Landmark 401(k) case reaches settlement
Landmark 401(k) case reaches settlement
After more than 12 years of litigation, a trial marked by tragedy, a sizeable bench judgment and two trips to the federal appeals court, a $55 million settlement is bringing an end to a path-breaking class-action lawsuit involving a St. Louis company’s 401(k) plan.
The law firm of Schlichter Bogard & Denton announced the agreement March 28 against ABB Inc., a subsidiary of The ABB Group in Zurich, Switzerland. The agreement still requires preliminary approval, notice to the class and a final sign-off from a federal judge. Attorney Jerry Schlichter said he expects the case to be finalized this year.
“It’s been quite a journey,” Schlichter said in an interview.
Jeffrey Russell of Bryan Cave Leighton Paisner in St. Louis, a lead attorney for ABB, didn’t return a call seeking comment.
In the agreement, ABB did not admit to any wrongdoing. The agreement, filed with the U.S. District Court for the Western District of Missouri, says the parties desired “to avoid the expense and uncertainty of litigation.”
The lawsuit, originally filed in late 2006, alleged ABB had breached its fiduciary duty to participants of its retirement plans by allowing excessive recordkeeping fees to be charged and including costly and poorly performing investment options in the plan. The claims were made under provisions of the Employee Retirement Income Security Act that were little-used at the time.
“The law requiring that fees be reasonable under ERISA had not been enforced, either by litigation or by enforcement actions by the Department of Labor,” Schlichter said. “The path of this case parallels the path of this area of litigation that began with this case through the present.”
The case went before U.S. District Judge Nanette K. Laughrey in January 2010, the first such case to go to a full trial. Despite its historic nature, the case drew headlines for a different reason when, on the third day of trial, a man fatally shot three people and himself at ABB’s transformer-manufacturing facility in St. Louis. The shooter, Timothy G. Hendron, was a named plaintiff in the class-action lawsuit.
Schlichter said the tragic episode was “a unique event in the middle of trial, in my experience.” It prompted Laughrey to put additional security measures in place until it was confirmed that Hendron had killed himself during the shooting, Schlichter said.
More than two years after trial, Laughrey issued a judgment against ABB and co-defendant Fidelity for $36.9 million. It was the fifth-largest plaintiffs’ win of 2012, as tracked by Missouri Lawyers Media.
On appeal, however, the 8th U.S. Circuit Court of Appeals threw out the $1.7 million award against Fidelity and ordered the damages against ABB to be recalculated. Part of the plaintiffs’ argument involved a claim that ABB had dropped a particular fund and replaced it with another one that was allegedly less beneficial to plan participants. The damages were calculated by comparing the performance of the original fund to the one that replaced it by default.

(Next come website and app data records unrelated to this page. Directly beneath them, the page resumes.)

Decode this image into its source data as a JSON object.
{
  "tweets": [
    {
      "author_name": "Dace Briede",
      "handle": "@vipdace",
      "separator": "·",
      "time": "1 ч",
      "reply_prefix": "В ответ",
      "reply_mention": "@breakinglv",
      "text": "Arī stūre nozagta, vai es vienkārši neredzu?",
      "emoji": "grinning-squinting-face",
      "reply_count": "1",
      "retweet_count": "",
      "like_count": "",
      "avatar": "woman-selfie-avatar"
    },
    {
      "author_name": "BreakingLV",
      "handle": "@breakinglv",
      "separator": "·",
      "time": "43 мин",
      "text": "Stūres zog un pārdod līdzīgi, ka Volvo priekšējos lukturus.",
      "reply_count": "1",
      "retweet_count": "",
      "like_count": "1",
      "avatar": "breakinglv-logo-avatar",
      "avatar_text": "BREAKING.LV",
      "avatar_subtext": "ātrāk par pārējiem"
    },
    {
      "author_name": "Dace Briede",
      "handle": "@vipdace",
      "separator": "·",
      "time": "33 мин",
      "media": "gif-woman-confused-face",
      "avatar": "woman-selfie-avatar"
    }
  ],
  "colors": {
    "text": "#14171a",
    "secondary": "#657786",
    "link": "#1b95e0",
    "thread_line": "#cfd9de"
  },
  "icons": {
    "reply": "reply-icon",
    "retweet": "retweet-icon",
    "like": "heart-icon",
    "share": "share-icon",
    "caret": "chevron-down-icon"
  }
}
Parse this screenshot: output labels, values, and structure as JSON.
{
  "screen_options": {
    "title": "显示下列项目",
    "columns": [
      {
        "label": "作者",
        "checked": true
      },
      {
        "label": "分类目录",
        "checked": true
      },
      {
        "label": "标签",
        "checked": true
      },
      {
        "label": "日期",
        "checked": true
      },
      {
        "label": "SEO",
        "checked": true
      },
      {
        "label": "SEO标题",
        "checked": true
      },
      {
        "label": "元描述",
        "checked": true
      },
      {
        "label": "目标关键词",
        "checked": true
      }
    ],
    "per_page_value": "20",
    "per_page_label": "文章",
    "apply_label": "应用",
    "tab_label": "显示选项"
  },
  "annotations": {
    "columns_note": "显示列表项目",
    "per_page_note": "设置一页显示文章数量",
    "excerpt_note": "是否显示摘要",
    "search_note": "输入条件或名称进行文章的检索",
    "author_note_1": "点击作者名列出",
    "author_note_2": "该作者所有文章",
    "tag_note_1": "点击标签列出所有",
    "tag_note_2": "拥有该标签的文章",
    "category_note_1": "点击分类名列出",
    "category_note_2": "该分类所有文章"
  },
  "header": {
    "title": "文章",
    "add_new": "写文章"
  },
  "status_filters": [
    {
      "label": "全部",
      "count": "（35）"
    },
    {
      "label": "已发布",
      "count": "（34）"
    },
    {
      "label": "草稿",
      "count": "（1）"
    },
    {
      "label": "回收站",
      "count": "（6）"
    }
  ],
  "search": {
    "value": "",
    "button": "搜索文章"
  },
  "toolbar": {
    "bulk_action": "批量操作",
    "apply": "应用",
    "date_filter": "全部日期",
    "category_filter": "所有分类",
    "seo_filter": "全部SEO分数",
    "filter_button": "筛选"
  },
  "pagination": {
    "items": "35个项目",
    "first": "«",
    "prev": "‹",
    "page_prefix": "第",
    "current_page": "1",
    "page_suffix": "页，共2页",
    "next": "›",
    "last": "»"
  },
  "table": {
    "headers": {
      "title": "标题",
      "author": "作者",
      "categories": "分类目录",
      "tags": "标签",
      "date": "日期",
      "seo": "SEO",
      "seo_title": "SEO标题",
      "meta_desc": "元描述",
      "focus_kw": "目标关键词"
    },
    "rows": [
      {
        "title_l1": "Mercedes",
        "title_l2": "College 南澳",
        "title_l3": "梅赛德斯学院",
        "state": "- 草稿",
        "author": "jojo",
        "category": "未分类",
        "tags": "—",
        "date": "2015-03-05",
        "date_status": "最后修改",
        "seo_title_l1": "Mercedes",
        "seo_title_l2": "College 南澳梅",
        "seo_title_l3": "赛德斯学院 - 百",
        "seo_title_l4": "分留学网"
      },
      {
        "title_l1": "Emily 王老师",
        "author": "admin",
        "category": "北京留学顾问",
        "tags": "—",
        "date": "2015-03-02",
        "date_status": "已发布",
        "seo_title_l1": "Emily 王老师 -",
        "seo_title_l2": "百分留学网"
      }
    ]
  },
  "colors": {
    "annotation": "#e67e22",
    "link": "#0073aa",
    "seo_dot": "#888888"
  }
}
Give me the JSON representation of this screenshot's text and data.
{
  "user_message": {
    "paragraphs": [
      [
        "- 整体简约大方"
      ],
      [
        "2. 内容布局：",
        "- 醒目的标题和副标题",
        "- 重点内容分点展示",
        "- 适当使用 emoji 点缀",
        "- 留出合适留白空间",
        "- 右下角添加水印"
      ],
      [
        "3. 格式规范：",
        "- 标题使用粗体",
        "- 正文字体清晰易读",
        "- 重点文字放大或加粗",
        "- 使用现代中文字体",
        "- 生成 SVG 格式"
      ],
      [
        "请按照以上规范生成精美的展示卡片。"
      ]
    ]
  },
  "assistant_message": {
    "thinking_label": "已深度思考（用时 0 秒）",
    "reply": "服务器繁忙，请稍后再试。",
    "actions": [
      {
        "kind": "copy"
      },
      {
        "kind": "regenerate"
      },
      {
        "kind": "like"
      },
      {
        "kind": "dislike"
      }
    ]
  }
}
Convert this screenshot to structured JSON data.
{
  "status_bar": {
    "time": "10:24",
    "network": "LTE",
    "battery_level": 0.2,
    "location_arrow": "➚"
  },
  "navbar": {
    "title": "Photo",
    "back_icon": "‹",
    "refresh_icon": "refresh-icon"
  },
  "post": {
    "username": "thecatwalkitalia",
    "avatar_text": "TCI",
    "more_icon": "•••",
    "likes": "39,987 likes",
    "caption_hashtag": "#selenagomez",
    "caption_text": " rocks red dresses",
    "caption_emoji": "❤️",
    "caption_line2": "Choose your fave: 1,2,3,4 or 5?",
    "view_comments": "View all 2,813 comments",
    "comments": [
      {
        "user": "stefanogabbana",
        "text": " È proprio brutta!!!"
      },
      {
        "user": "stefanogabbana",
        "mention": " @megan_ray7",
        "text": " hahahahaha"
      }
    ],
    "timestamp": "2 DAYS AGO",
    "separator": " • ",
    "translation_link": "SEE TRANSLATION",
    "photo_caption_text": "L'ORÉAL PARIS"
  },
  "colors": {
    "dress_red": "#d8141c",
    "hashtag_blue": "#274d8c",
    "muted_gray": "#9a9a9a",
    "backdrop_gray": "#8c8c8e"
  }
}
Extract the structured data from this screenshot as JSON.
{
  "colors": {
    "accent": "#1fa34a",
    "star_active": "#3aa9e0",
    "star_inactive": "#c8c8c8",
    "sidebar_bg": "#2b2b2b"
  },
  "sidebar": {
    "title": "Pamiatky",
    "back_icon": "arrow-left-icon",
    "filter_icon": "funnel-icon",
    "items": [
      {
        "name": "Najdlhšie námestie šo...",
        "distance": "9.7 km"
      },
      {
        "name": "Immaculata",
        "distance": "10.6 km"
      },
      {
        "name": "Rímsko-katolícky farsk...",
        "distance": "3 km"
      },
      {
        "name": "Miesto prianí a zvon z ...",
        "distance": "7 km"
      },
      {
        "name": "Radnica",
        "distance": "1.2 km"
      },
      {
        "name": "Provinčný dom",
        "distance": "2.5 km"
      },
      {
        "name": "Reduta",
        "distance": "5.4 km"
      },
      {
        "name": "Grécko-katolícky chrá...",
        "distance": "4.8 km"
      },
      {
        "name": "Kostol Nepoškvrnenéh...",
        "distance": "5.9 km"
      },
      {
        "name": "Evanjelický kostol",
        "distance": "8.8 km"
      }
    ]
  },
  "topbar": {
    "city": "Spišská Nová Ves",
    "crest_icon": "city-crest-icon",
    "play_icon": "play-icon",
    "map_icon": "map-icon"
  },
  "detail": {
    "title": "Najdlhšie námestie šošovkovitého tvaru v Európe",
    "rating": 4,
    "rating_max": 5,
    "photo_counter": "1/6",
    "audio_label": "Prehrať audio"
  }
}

In 2014, the 8th Circuit found that calculation to be “speculative” and sent the case back with a suggestion that damages might be better calculated by looking at the returns of the worst-performing fund that ABB could have chosen and still fulfilled its fiduciary duties. On remand, Laughrey took that suggestion as mandatory and found that the plaintiffs had suffered no damages.
After a second round of appeals, the 8th Circuit said in 2017 that Laughrey had given the suggestion “too much weight” and sent the case back for yet another damage calculation. The settlement occurred while that calculation was pending.
Schlichter noted that the settlement is for substantially more than the original judgment. The agreement allows the plaintiffs to recover up to $18.3 million in attorneys’ fees and $2.5 million in costs from the settlement. The suit’s three class representatives would be paid $25,000 each. Schlichter said the class includes an estimated 12,000 to 15,000 participants whose claims precede December 2000.
Laughrey’s original judgment had ordered ABB to undertake several reforms of its 401(k) plan to make sure it was run for participants’ benefit. Other plans around the country have benefitted as well. In an oft-cited notation in a 2013 ruling in Nolte v. Cigna Corp., an Illinois federal judge estimated that “fee reductions attributed to Schlichter, Bogard & Denton’s fee litigation and the Department of Labor’s disclosure regulations approach $2.8 billion in annual savings for American workers and retirees” nationwide.
“It’s gratifying to see that fees have come down in the 401(k) industry,” Schlichter said. “That’s a good thing for American workers and retirees.”
The case is Tussey et al. v. ABB Inc., 2:06-cv-4305.